Start of RECORDS FOR THIS EXERCISE

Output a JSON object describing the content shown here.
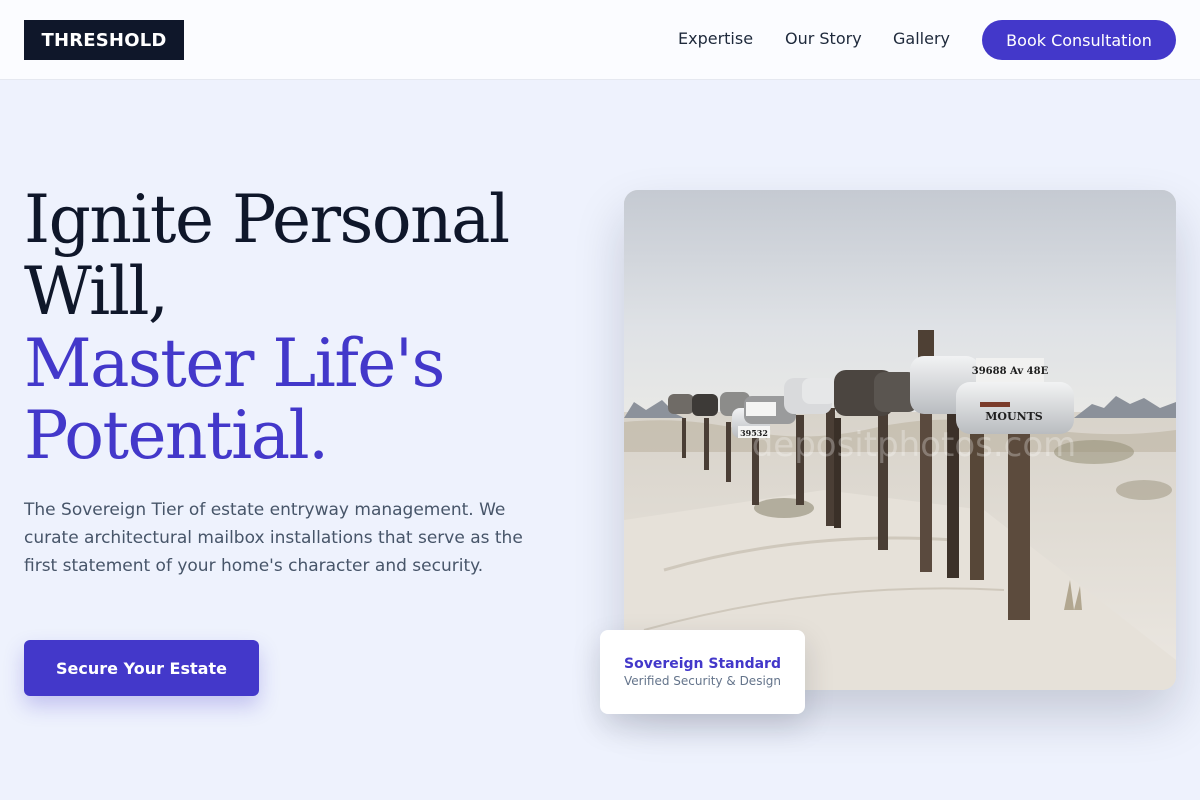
{
  "header": {
    "logo_text": "THRESHOLD",
    "nav": [
      {
        "label": "Expertise"
      },
      {
        "label": "Our Story"
      },
      {
        "label": "Gallery"
      }
    ],
    "cta_label": "Book Consultation"
  },
  "hero": {
    "title_line1": "Ignite Personal",
    "title_line2": "Will,",
    "title_accent_line1": "Master Life's",
    "title_accent_line2": "Potential.",
    "description": "The Sovereign Tier of estate entryway management. We curate architectural mailbox installations that serve as the first statement of your home's character and security.",
    "cta_label": "Secure Your Estate",
    "image": {
      "mailbox_labels": [
        "39688 Av 48E",
        "MOUNTS",
        "39532"
      ],
      "watermark": "depositphotos.com"
    },
    "badge": {
      "title": "Sovereign Standard",
      "subtitle": "Verified Security & Design"
    }
  },
  "colors": {
    "accent": "#4338ca",
    "ink": "#0f172a",
    "background": "#eef2fd",
    "body_text": "#475569"
  }
}
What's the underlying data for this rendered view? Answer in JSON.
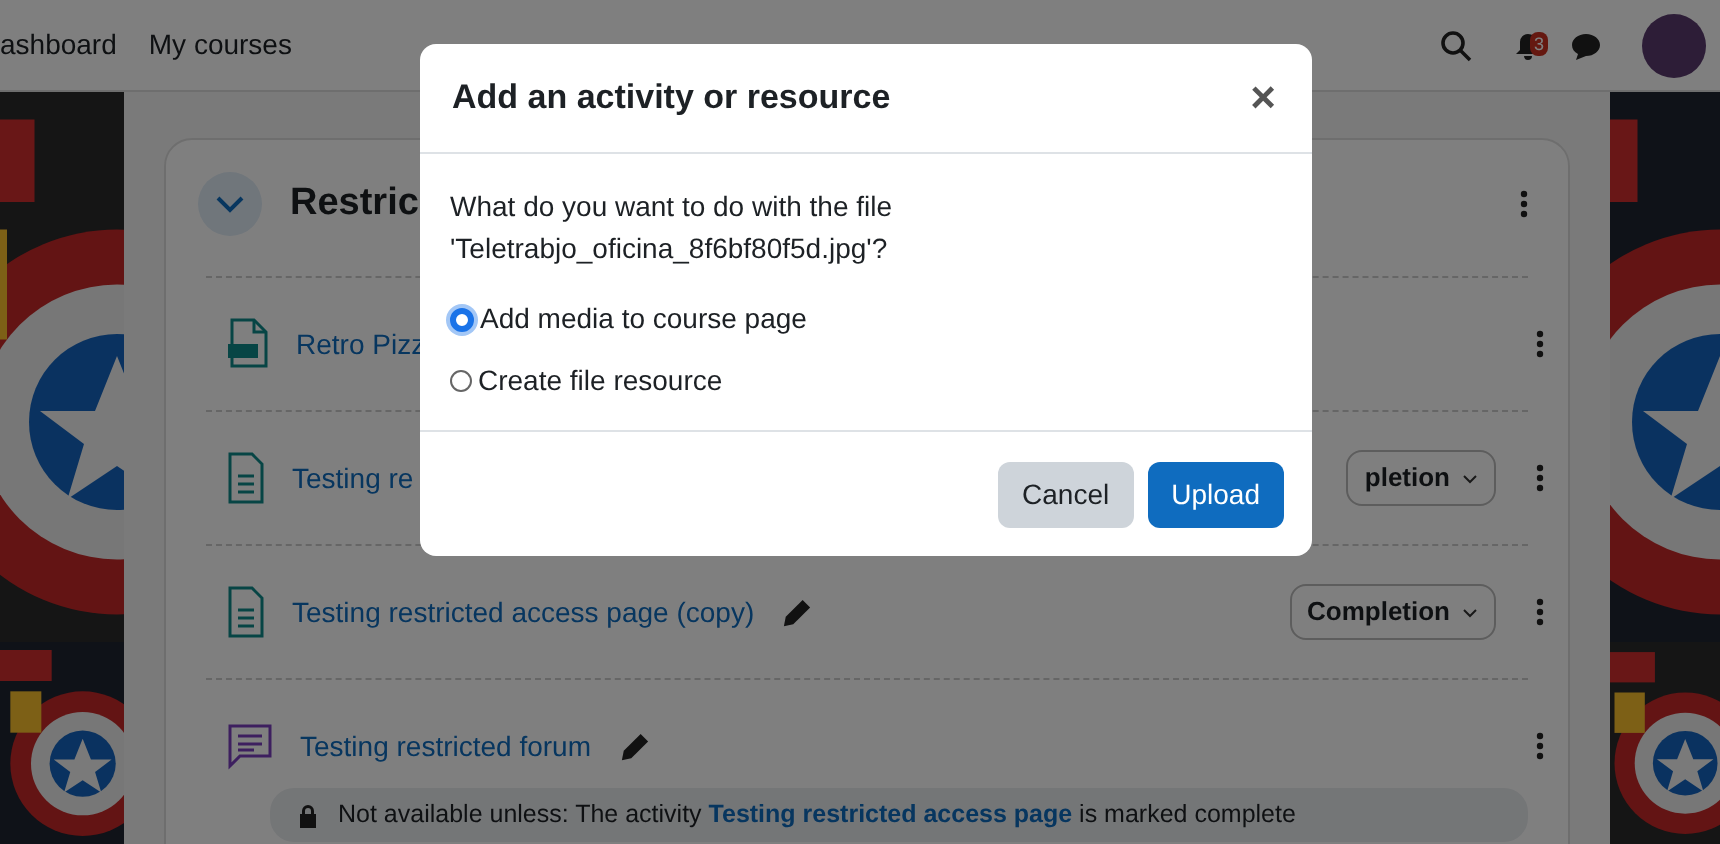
{
  "navbar": {
    "links": [
      "ashboard",
      "My courses"
    ],
    "notification_count": "3"
  },
  "section": {
    "title": "Restric",
    "expanded": true
  },
  "activities": [
    {
      "kind": "pdf",
      "title": "Retro Pizz"
    },
    {
      "kind": "page",
      "title": "Testing re",
      "completion": "pletion"
    },
    {
      "kind": "page",
      "title": "Testing restricted access page (copy)",
      "completion": "Completion",
      "editable": true
    },
    {
      "kind": "forum",
      "title": "Testing restricted forum",
      "editable": true,
      "restriction": {
        "before": "Not available unless: The activity ",
        "link": "Testing restricted access page",
        "after": " is marked complete"
      }
    }
  ],
  "modal": {
    "title": "Add an activity or resource",
    "close": "×",
    "question": "What do you want to do with the file 'Teletrabjo_oficina_8f6bf80f5d.jpg'?",
    "options": [
      {
        "label": "Add media to course page",
        "selected": true
      },
      {
        "label": "Create file resource",
        "selected": false
      }
    ],
    "buttons": [
      {
        "label": "Cancel",
        "kind": "secondary"
      },
      {
        "label": "Upload",
        "kind": "primary"
      }
    ]
  }
}
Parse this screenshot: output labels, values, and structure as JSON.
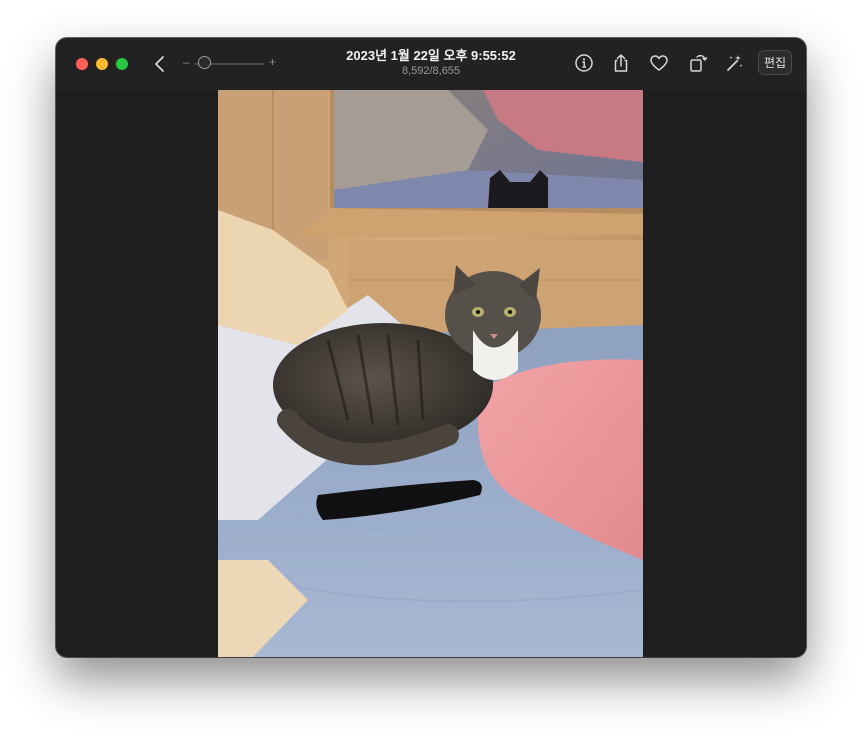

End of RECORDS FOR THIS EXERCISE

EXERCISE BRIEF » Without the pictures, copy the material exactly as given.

OUTPUT FOR THIS EXERCISE »
Output a JSON object describing the content shown here.
{
  "header": {
    "logo_text": "THRESHOLD",
    "nav": [
      {
        "label": "Expertise"
      },
      {
        "label": "Our Story"
      },
      {
        "label": "Gallery"
      }
    ],
    "cta_label": "Book Consultation"
  },
  "hero": {
    "title_line1": "Ignite Personal",
    "title_line2": "Will,",
    "title_accent_line1": "Master Life's",
    "title_accent_line2": "Potential.",
    "description": "The Sovereign Tier of estate entryway management. We curate architectural mailbox installations that serve as the first statement of your home's character and security.",
    "cta_label": "Secure Your Estate",
    "image": {
      "mailbox_labels": [
        "39688 Av 48E",
        "MOUNTS",
        "39532"
      ],
      "watermark": "depositphotos.com"
    },
    "badge": {
      "title": "Sovereign Standard",
      "subtitle": "Verified Security & Design"
    }
  },
  "colors": {
    "accent": "#4338ca",
    "ink": "#0f172a",
    "background": "#eef2fd",
    "body_text": "#475569"
  }
}
What's the underlying data for this rendered view? Answer in JSON.
{
  "navbar": {
    "links": [
      "ashboard",
      "My courses"
    ],
    "notification_count": "3"
  },
  "section": {
    "title": "Restric",
    "expanded": true
  },
  "activities": [
    {
      "kind": "pdf",
      "title": "Retro Pizz"
    },
    {
      "kind": "page",
      "title": "Testing re",
      "completion": "pletion"
    },
    {
      "kind": "page",
      "title": "Testing restricted access page (copy)",
      "completion": "Completion",
      "editable": true
    },
    {
      "kind": "forum",
      "title": "Testing restricted forum",
      "editable": true,
      "restriction": {
        "before": "Not available unless: The activity ",
        "link": "Testing restricted access page",
        "after": " is marked complete"
      }
    }
  ],
  "modal": {
    "title": "Add an activity or resource",
    "close": "×",
    "question": "What do you want to do with the file 'Teletrabjo_oficina_8f6bf80f5d.jpg'?",
    "options": [
      {
        "label": "Add media to course page",
        "selected": true
      },
      {
        "label": "Create file resource",
        "selected": false
      }
    ],
    "buttons": [
      {
        "label": "Cancel",
        "kind": "secondary"
      },
      {
        "label": "Upload",
        "kind": "primary"
      }
    ]
  }
}
Parse this screenshot: output labels, values, and structure as JSON.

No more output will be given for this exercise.